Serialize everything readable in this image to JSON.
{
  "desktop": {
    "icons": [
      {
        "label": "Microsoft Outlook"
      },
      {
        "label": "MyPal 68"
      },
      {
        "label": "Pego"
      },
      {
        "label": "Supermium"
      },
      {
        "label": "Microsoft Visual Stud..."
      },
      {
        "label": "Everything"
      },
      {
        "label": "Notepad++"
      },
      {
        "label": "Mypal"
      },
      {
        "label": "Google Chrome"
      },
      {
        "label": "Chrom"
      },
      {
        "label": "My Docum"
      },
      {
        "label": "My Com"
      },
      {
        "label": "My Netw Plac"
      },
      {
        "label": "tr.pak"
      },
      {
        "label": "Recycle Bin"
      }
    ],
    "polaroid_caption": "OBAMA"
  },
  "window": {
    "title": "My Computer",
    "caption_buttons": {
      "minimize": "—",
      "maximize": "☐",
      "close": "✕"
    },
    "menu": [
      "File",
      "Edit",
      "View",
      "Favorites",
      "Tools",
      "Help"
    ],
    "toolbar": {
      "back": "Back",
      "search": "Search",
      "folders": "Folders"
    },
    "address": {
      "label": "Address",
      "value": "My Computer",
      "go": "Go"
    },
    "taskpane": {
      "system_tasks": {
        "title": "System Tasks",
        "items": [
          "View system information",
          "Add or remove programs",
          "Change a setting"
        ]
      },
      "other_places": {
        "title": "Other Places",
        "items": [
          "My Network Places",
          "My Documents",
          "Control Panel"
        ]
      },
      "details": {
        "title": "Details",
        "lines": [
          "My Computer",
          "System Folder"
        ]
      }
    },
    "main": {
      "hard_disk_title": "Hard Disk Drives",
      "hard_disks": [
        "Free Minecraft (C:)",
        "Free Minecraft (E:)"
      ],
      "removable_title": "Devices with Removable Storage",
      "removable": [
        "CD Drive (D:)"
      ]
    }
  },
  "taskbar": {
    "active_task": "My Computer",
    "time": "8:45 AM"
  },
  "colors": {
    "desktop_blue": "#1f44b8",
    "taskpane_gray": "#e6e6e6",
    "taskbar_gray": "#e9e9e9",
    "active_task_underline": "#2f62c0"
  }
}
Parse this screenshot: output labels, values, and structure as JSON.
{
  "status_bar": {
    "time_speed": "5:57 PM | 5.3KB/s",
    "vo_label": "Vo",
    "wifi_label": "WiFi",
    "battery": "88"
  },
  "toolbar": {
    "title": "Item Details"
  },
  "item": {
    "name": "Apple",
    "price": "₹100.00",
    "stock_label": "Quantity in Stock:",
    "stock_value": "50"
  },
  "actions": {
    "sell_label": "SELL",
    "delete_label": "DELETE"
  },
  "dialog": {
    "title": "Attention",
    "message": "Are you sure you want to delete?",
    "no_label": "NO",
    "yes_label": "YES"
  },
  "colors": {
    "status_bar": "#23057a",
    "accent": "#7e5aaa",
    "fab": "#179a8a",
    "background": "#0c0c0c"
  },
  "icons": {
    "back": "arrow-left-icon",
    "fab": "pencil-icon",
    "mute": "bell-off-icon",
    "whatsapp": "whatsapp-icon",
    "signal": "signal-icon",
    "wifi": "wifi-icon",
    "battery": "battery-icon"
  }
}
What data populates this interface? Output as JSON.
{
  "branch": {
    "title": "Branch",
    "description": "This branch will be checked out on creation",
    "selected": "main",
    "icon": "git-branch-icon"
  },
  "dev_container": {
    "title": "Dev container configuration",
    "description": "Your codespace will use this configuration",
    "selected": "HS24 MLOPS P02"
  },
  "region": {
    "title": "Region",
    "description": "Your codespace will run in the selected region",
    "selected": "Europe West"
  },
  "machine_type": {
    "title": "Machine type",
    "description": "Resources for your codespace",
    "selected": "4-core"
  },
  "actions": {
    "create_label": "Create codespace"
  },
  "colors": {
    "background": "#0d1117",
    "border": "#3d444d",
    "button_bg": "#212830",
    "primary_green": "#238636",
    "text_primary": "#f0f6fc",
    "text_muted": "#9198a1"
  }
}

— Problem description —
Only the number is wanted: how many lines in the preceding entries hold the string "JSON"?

— Worked solution —
3